Rise in self-employed within the UK

Despite the government’s latest shenanigans around taxing and the self-employed, the sector remains strong according to the latest statistics.

Information released by the Office for National Statistics indicates a solid rise in the number of people working for themselves, which would include contractors working as a personal service company (PSC).

The number of self-employed people increased by 148,000 to 4.80 million for the 3 months to January 2017 when compared to the same period a year earlier.

This figure equates to 15.1% of all people in work in the UK.

These latest findings are further indication that Chancellor Philip Hammond’s attempt – now rebuffed – to lift the rate of tax the self employed have to pay was misguided, as freelance and contractor workers continues to form an increasingly vital part of the UK labour market, and should be treated seriously and fairly.

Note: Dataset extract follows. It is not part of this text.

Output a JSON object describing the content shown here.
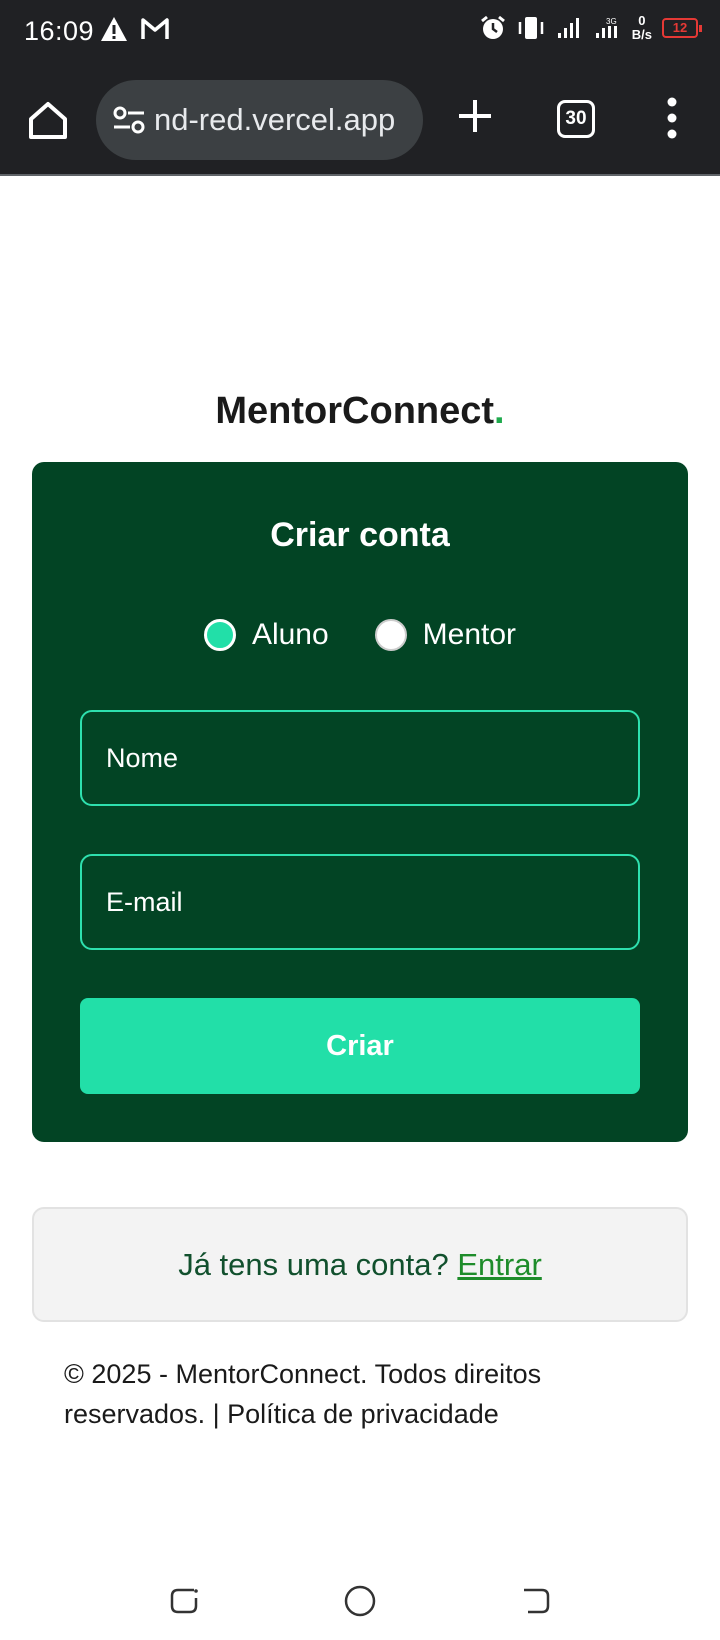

In response to the latest statistics, Lorence Nye, IPSE’s Economic Policy Adviser described self-employment as a ‘crucial catalyst’ that will only boost the UK labour market going forward.

“In the past year the self-employed population accounted for more new jobs in our economy than employee roles,” he said. “The self-employed have been more than pulling their weight since the recession of 2008, accounting for 40 per cent of the total growth in employment. The latest figures really underline the fact that the self-employed have been essential to the UK economy and their overwhelming worth and value should be nurtured and encouraged by the Government rather than damaged. Targeting them to gain higher tax revenues will only have wider damaging ramifications for the economy.”